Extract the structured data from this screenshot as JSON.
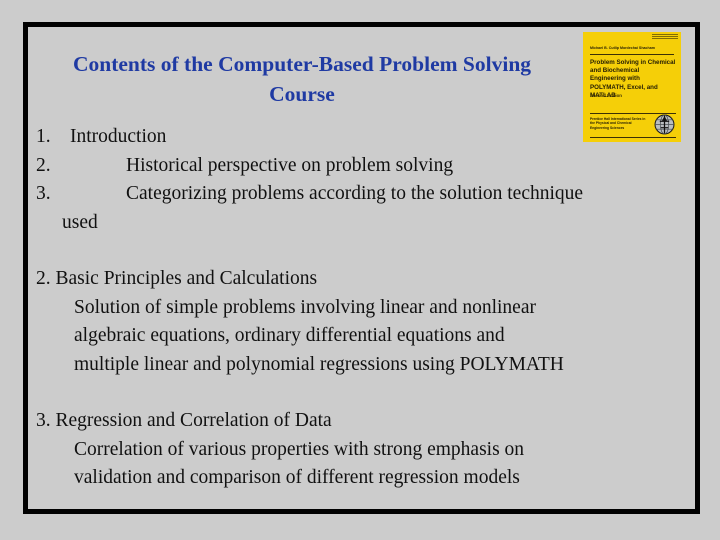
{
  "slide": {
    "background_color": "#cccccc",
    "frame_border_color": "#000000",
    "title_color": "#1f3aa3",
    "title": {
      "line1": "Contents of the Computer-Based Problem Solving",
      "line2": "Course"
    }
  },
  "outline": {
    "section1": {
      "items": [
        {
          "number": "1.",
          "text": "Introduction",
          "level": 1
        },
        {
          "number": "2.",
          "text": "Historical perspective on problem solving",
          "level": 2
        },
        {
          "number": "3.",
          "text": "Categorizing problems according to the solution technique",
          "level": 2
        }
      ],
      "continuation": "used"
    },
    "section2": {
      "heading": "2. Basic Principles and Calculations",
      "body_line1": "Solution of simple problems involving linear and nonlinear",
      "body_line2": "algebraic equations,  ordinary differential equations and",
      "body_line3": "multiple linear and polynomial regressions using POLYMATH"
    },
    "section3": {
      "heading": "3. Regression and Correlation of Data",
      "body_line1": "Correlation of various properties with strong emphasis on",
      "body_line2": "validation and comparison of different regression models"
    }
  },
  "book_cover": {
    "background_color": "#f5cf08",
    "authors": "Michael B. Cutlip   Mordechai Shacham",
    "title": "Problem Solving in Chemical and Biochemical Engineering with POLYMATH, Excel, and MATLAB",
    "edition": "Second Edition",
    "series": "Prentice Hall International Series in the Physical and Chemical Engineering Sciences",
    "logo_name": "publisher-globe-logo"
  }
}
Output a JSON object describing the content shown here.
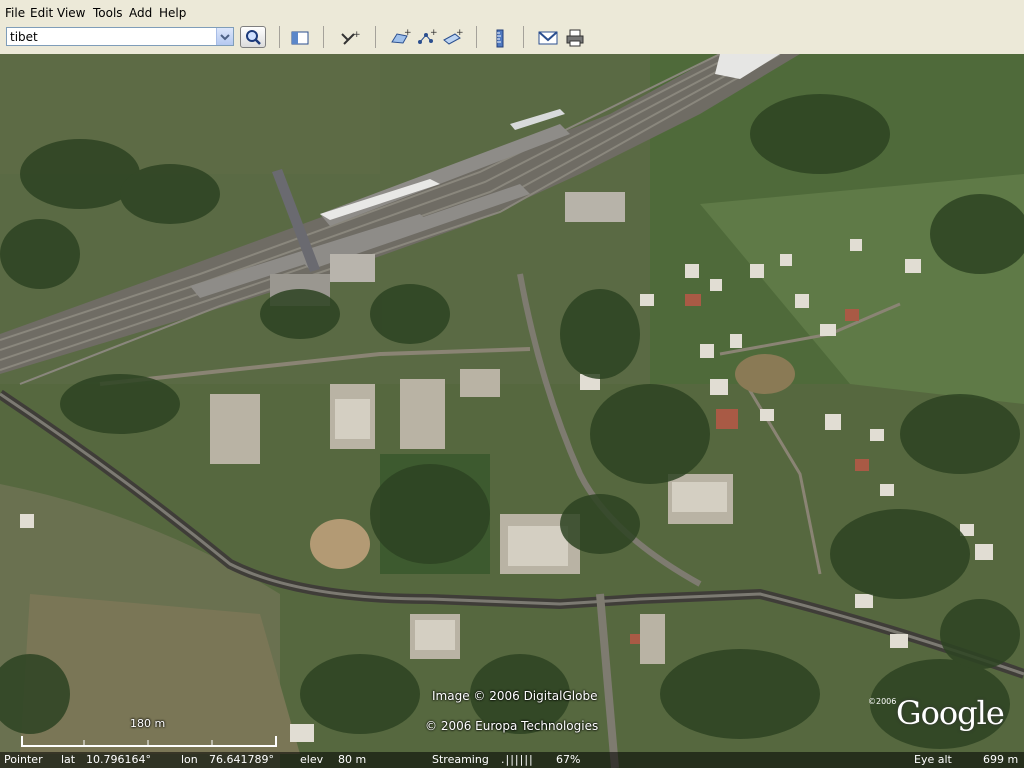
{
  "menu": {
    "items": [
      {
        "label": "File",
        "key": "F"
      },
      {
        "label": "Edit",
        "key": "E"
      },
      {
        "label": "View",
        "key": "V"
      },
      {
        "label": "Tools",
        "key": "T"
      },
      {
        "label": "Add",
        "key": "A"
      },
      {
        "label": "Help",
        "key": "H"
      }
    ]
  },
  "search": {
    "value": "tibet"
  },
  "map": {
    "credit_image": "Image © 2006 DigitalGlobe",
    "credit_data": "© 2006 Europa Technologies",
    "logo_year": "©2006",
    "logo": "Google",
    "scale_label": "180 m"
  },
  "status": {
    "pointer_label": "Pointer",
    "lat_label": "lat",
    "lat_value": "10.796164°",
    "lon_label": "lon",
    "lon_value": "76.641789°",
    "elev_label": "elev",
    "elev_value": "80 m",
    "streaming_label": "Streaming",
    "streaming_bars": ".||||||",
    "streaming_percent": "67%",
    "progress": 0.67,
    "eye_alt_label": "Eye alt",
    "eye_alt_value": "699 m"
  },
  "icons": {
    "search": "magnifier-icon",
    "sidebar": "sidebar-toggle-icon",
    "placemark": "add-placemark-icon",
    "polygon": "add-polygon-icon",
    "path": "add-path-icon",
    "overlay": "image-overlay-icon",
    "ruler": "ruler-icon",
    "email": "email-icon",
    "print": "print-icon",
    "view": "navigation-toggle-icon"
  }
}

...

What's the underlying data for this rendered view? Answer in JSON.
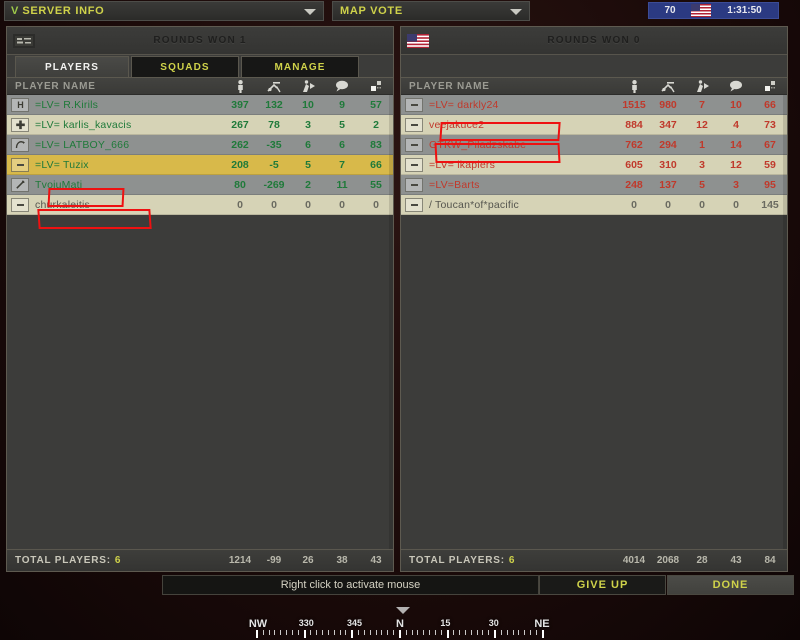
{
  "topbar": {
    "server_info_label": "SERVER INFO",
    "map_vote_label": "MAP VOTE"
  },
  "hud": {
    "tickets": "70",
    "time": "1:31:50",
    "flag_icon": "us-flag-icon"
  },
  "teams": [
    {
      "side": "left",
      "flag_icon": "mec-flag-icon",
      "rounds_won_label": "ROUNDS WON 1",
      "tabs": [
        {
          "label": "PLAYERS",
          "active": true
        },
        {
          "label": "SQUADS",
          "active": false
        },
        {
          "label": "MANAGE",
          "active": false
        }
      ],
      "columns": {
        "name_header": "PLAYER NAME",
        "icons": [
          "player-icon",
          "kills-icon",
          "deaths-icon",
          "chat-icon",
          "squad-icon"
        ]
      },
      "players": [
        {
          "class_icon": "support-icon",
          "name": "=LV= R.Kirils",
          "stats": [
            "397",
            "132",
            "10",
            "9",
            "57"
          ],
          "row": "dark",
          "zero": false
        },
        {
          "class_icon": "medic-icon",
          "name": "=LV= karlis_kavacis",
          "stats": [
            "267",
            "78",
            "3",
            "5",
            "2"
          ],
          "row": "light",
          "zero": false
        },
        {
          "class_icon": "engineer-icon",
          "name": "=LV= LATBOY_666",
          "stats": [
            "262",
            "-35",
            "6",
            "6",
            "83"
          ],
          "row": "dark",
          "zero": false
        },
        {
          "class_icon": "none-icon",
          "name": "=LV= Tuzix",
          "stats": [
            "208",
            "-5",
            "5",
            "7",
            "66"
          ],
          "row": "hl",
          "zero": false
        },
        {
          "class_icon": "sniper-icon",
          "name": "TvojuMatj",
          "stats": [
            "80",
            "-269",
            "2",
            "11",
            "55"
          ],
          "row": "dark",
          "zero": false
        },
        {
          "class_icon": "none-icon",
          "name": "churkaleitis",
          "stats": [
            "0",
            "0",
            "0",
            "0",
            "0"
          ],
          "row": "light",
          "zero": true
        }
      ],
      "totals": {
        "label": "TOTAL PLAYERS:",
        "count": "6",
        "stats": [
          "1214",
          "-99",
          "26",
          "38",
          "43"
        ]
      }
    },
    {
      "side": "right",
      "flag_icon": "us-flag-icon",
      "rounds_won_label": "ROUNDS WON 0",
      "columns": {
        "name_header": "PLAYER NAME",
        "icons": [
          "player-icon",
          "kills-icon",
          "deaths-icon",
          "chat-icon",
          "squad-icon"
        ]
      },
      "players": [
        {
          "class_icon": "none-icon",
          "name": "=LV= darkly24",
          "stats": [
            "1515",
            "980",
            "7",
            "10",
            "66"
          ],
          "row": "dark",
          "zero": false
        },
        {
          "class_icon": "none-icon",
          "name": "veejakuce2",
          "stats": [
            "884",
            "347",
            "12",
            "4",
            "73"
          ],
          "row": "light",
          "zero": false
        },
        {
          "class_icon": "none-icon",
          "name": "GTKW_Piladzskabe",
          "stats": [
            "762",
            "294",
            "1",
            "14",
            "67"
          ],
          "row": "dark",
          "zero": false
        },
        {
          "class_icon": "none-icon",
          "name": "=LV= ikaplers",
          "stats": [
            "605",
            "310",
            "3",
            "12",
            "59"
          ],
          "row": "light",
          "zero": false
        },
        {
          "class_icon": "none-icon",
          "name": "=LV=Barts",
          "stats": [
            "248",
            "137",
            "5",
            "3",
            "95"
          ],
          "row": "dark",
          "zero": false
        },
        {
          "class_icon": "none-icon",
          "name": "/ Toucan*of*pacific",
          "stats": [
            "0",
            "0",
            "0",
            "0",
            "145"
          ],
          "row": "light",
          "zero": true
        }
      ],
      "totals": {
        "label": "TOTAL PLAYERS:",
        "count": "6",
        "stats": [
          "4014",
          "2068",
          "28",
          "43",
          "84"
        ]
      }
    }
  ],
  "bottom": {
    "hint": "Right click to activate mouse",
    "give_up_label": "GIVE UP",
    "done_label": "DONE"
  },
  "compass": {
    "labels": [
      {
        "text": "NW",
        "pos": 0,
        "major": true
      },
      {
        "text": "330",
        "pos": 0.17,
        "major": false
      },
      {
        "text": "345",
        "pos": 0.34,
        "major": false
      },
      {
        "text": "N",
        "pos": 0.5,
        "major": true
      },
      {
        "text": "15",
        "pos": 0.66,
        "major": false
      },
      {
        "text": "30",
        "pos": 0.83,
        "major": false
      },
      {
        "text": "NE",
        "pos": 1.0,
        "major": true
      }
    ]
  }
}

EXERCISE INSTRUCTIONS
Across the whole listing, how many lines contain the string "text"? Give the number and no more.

YOUR SOLUTION
10